Little House on the Prairie, Independence, Kansas
The television series is named for the second book written by Mrs. Wilder, which takes place in Osage country in Independence, Kansas. Today, a little log cabin stands where it is thought that the Ingalls family lived. There is also part of a stone wall, which may have been built by Pa and his neighbor, in the vicinity. You can visit this area and your kids will get a kick out of seeing Walnut Creek and the Verdigris River, both of which were mentioned in the book.
Laura’s Dugout Home, Walnut Grove, Minnesota
In On the Banks of Plum Creek, Laura describes living in a dugout home close to Walnut Grove, Minnesota. Although all that remains of the home is a depression in the land, the current owners of the property welcome visitors during daylight hours in the spring, summer and early fall. If your kids are familiar with the book, they will be able to identify the big rock, Plum Creek, the spring and the table lands that are mentioned.
Ingalls Homestead, De Smet, South Dakota

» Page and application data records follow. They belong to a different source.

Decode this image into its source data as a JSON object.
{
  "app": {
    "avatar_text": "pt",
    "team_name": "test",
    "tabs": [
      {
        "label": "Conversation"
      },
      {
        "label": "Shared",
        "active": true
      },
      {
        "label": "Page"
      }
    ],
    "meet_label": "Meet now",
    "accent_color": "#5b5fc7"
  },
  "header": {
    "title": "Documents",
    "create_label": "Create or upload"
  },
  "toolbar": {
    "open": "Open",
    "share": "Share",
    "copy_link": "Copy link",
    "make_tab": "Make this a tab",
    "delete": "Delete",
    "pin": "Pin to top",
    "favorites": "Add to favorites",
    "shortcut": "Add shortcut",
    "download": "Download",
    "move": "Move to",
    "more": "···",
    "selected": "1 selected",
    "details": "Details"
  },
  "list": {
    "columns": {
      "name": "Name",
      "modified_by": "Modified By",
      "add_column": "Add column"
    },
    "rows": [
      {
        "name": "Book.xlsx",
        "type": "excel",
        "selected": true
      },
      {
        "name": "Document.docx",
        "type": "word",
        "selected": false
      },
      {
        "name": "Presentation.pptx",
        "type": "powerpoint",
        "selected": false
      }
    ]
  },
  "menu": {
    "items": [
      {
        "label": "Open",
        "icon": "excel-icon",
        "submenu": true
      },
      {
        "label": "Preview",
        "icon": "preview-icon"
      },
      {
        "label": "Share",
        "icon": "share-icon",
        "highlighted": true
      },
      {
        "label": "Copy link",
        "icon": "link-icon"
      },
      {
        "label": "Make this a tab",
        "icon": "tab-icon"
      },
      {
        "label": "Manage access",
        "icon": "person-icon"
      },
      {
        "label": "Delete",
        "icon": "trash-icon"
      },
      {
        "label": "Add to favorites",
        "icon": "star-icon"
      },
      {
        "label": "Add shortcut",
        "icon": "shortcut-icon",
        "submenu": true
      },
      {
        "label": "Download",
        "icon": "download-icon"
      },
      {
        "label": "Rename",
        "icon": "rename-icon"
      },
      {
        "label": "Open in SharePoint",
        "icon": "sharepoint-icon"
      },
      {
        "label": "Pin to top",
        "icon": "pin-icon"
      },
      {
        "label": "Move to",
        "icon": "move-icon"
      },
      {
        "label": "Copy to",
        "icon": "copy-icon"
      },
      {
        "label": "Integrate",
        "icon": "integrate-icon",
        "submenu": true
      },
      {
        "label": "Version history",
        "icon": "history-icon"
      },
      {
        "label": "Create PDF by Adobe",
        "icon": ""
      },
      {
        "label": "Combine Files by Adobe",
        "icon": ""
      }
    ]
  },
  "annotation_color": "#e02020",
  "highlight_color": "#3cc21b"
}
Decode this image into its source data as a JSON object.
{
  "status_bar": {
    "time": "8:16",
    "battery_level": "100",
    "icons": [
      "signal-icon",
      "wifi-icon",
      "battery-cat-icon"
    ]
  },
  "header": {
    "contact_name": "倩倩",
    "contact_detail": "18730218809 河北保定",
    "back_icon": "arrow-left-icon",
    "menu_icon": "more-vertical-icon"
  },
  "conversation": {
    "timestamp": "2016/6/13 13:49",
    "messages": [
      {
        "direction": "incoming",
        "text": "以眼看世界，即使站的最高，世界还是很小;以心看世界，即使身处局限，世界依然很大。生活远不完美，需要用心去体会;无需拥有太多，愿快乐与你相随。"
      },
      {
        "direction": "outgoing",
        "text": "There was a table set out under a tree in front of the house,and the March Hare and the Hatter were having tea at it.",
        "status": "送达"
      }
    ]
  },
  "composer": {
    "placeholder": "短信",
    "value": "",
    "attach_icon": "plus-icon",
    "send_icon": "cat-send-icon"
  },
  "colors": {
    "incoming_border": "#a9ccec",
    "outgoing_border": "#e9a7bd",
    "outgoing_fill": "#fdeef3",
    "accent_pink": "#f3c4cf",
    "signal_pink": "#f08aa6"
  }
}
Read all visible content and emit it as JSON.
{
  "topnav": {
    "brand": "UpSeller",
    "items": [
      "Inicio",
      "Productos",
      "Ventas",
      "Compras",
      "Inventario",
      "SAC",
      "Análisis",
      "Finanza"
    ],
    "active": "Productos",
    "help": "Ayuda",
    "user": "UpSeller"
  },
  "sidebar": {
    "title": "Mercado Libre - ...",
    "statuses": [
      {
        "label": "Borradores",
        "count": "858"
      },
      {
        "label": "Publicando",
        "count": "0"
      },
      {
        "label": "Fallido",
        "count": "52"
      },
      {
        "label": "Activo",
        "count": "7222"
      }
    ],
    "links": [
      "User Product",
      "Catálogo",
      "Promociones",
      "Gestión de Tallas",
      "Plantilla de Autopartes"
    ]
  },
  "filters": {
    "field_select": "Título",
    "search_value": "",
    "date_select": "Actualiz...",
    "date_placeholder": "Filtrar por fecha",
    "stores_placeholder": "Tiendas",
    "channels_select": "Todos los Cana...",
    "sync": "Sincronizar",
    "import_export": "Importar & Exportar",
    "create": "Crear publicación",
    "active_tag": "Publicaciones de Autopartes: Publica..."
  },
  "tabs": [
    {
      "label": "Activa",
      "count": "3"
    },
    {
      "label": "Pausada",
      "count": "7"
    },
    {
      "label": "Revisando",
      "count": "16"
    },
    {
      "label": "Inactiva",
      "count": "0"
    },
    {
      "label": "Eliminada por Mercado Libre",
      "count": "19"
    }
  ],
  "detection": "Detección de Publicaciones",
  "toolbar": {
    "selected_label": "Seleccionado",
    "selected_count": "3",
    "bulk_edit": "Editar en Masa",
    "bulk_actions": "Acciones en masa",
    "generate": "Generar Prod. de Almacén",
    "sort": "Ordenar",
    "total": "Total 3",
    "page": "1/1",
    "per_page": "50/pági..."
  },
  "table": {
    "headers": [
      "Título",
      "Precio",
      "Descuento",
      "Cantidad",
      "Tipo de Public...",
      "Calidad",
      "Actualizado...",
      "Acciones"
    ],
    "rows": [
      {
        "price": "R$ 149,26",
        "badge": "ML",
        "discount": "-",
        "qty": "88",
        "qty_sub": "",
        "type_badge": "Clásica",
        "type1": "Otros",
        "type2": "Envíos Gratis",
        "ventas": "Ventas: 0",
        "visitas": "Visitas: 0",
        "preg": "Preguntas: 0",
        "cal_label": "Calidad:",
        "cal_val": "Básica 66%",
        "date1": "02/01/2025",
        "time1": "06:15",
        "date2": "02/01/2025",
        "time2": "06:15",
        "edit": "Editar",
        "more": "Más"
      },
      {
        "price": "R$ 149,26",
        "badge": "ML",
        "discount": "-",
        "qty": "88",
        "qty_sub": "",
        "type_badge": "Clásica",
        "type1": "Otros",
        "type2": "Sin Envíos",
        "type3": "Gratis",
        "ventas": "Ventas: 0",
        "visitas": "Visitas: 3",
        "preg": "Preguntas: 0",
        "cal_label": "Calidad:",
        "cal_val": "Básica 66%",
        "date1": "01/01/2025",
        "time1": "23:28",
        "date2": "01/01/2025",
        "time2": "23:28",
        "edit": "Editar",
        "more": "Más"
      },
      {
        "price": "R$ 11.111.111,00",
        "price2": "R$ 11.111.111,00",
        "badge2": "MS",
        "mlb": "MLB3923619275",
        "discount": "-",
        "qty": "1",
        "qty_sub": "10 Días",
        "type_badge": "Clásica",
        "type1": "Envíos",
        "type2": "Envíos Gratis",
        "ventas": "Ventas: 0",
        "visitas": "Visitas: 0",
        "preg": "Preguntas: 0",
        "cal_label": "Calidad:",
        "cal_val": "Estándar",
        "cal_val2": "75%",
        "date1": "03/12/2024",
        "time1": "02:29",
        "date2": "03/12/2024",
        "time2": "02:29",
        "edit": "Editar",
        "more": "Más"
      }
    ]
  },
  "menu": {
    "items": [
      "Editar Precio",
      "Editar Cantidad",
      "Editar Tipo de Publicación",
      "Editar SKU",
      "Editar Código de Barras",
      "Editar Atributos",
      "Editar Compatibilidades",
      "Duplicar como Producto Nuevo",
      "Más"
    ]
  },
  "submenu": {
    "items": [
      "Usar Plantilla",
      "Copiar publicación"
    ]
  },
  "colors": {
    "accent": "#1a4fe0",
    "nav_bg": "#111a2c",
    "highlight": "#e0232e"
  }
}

As Laura grew into her early teens, the Ingalls family settled in De Smet, described in Little Town on the Prairie. Here, you can experience a look at life during Laura’s day, complete with covered wagon rides, a lesson at school as it was back in the 1880s, a prairie exhibit and activities centered around pioneer life during that time. You can even camp in a bunkhouse, in a covered wagon, in your RV or under the stars.
If you live in the upper midwest or are planning a trip to one of these areas, consider reading through the applicable Little House book(s) and taking a day to explore the sites where this well-known icon of frontier life once lived. If you go, or if you’ve gone, tell us about your favorite parts!